These were sophisticated pick-and-place machines that could be programmed to palletize products or find locations in three-dimensional space. But they were also expensive and slow.
Robots became the workhorses of automobile assembly, doing jobs that were either dangerous or monotonous for humans—welding and painting. The palletizing algorithms were perfect for end-of-line packaging applications, as well. The development of the “Delta” robot and its derivatives integrated with vision brought a high-speed sorting capability that was ideal for many food manufacturing lines.
ON THE WEB: Check out this podcast interview on packaging machinery trends from the last Pack Expo.
Robot technology has picked up speed and sophistication. Engineers continue to find new applications. Step out of your comfort zone for a little while and check out how robots are revolutionizing drug discovery. Moira Gunn hosts a program called BiotechNation on many public TV stations that is also available by podcast.
In a recent episode (http://bit.ly/1106_005), Gunn discusses how robots remove the tediousness and potential for human error from the drug discovery process—having the ability to accurately take test tubes from one place, add a specific amount of chemical to another test tube, replace the first one and remember the process.
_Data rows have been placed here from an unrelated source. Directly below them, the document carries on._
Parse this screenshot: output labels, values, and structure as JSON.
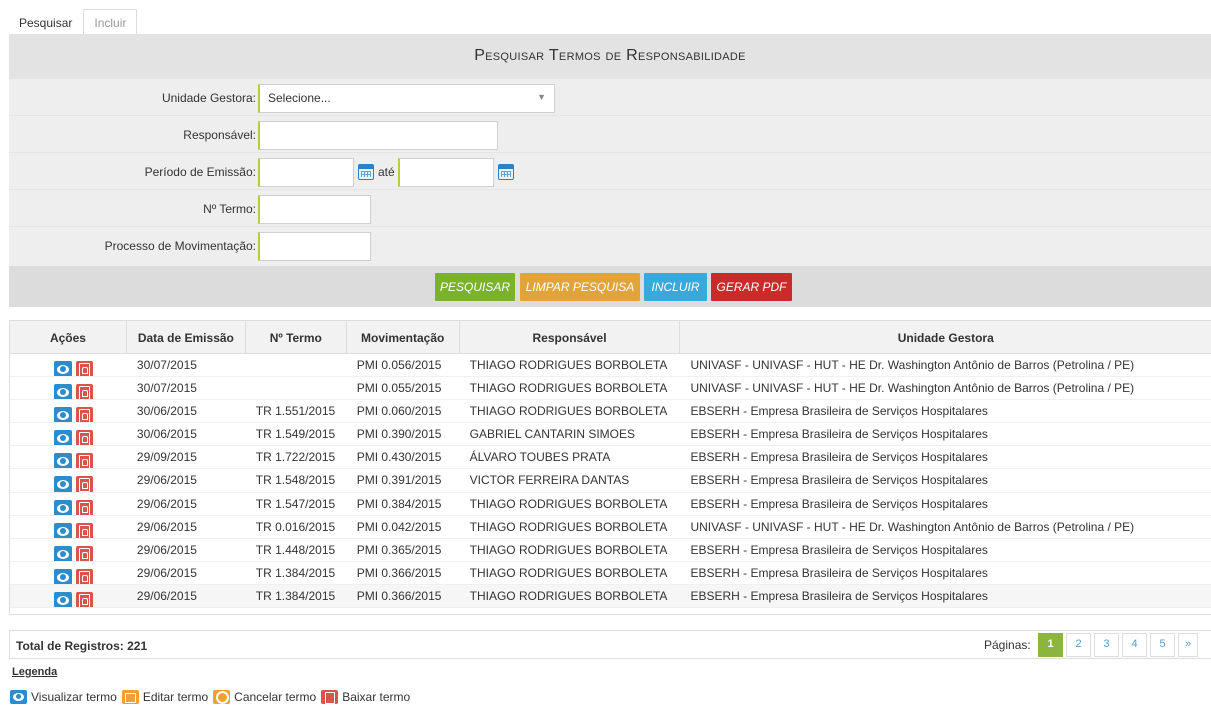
{
  "tabs": [
    {
      "label": "Pesquisar",
      "active": true
    },
    {
      "label": "Incluir",
      "active": false
    }
  ],
  "panel": {
    "title": "Pesquisar Termos de Responsabilidade",
    "fields": {
      "unidade_label": "Unidade Gestora:",
      "unidade_value": "Selecione...",
      "responsavel_label": "Responsável:",
      "responsavel_value": "",
      "periodo_label": "Período de Emissão:",
      "periodo_de": "",
      "periodo_ate_label": "até",
      "periodo_ate": "",
      "termo_label": "Nº Termo:",
      "termo_value": "",
      "processo_label": "Processo de Movimentação:",
      "processo_value": ""
    },
    "buttons": {
      "pesquisar": "Pesquisar",
      "limpar": "Limpar Pesquisa",
      "incluir": "Incluir",
      "gerar_pdf": "Gerar PDF"
    },
    "colors": {
      "pesquisar": "#7ab22b",
      "limpar": "#e0a43a",
      "incluir": "#3aa8d8",
      "gerar_pdf": "#cc2a2a"
    }
  },
  "table": {
    "headers": [
      "Ações",
      "Data de Emissão",
      "Nº Termo",
      "Movimentação",
      "Responsável",
      "Unidade Gestora"
    ],
    "rows": [
      {
        "data": "30/07/2015",
        "termo": "",
        "mov": "PMI 0.056/2015",
        "resp": "THIAGO RODRIGUES BORBOLETA",
        "unidade": "UNIVASF - UNIVASF - HUT - HE Dr. Washington Antônio de Barros (Petrolina / PE)"
      },
      {
        "data": "30/07/2015",
        "termo": "",
        "mov": "PMI 0.055/2015",
        "resp": "THIAGO RODRIGUES BORBOLETA",
        "unidade": "UNIVASF - UNIVASF - HUT - HE Dr. Washington Antônio de Barros (Petrolina / PE)"
      },
      {
        "data": "30/06/2015",
        "termo": "TR 1.551/2015",
        "mov": "PMI 0.060/2015",
        "resp": "THIAGO RODRIGUES BORBOLETA",
        "unidade": "EBSERH - Empresa Brasileira de Serviços Hospitalares"
      },
      {
        "data": "30/06/2015",
        "termo": "TR 1.549/2015",
        "mov": "PMI 0.390/2015",
        "resp": "GABRIEL CANTARIN SIMOES",
        "unidade": "EBSERH - Empresa Brasileira de Serviços Hospitalares"
      },
      {
        "data": "29/09/2015",
        "termo": "TR 1.722/2015",
        "mov": "PMI 0.430/2015",
        "resp": "ÁLVARO TOUBES PRATA",
        "unidade": "EBSERH - Empresa Brasileira de Serviços Hospitalares"
      },
      {
        "data": "29/06/2015",
        "termo": "TR 1.548/2015",
        "mov": "PMI 0.391/2015",
        "resp": "VICTOR FERREIRA DANTAS",
        "unidade": "EBSERH - Empresa Brasileira de Serviços Hospitalares"
      },
      {
        "data": "29/06/2015",
        "termo": "TR 1.547/2015",
        "mov": "PMI 0.384/2015",
        "resp": "THIAGO RODRIGUES BORBOLETA",
        "unidade": "EBSERH - Empresa Brasileira de Serviços Hospitalares"
      },
      {
        "data": "29/06/2015",
        "termo": "TR 0.016/2015",
        "mov": "PMI 0.042/2015",
        "resp": "THIAGO RODRIGUES BORBOLETA",
        "unidade": "UNIVASF - UNIVASF - HUT - HE Dr. Washington Antônio de Barros (Petrolina / PE)"
      },
      {
        "data": "29/06/2015",
        "termo": "TR 1.448/2015",
        "mov": "PMI 0.365/2015",
        "resp": "THIAGO RODRIGUES BORBOLETA",
        "unidade": "EBSERH - Empresa Brasileira de Serviços Hospitalares"
      },
      {
        "data": "29/06/2015",
        "termo": "TR 1.384/2015",
        "mov": "PMI 0.366/2015",
        "resp": "THIAGO RODRIGUES BORBOLETA",
        "unidade": "EBSERH - Empresa Brasileira de Serviços Hospitalares"
      },
      {
        "data": "29/06/2015",
        "termo": "TR 1.384/2015",
        "mov": "PMI 0.366/2015",
        "resp": "THIAGO RODRIGUES BORBOLETA",
        "unidade": "EBSERH - Empresa Brasileira de Serviços Hospitalares"
      }
    ],
    "row_actions": [
      "eye-icon",
      "pdf-icon"
    ]
  },
  "footer": {
    "total": "Total de Registros: 221",
    "paginas_label": "Páginas:",
    "pages": [
      "1",
      "2",
      "3",
      "4",
      "5",
      "»"
    ],
    "current_page": "1"
  },
  "legend": {
    "title": "Legenda",
    "items": [
      {
        "icon": "eye-icon",
        "label": "Visualizar termo"
      },
      {
        "icon": "edit-icon",
        "label": "Editar termo"
      },
      {
        "icon": "cancel-icon",
        "label": "Cancelar termo"
      },
      {
        "icon": "pdf-icon",
        "label": "Baixar termo"
      }
    ]
  }
}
Is there something you’re doing in food manufacturing and packaging that would benefit from this idea? Check it out.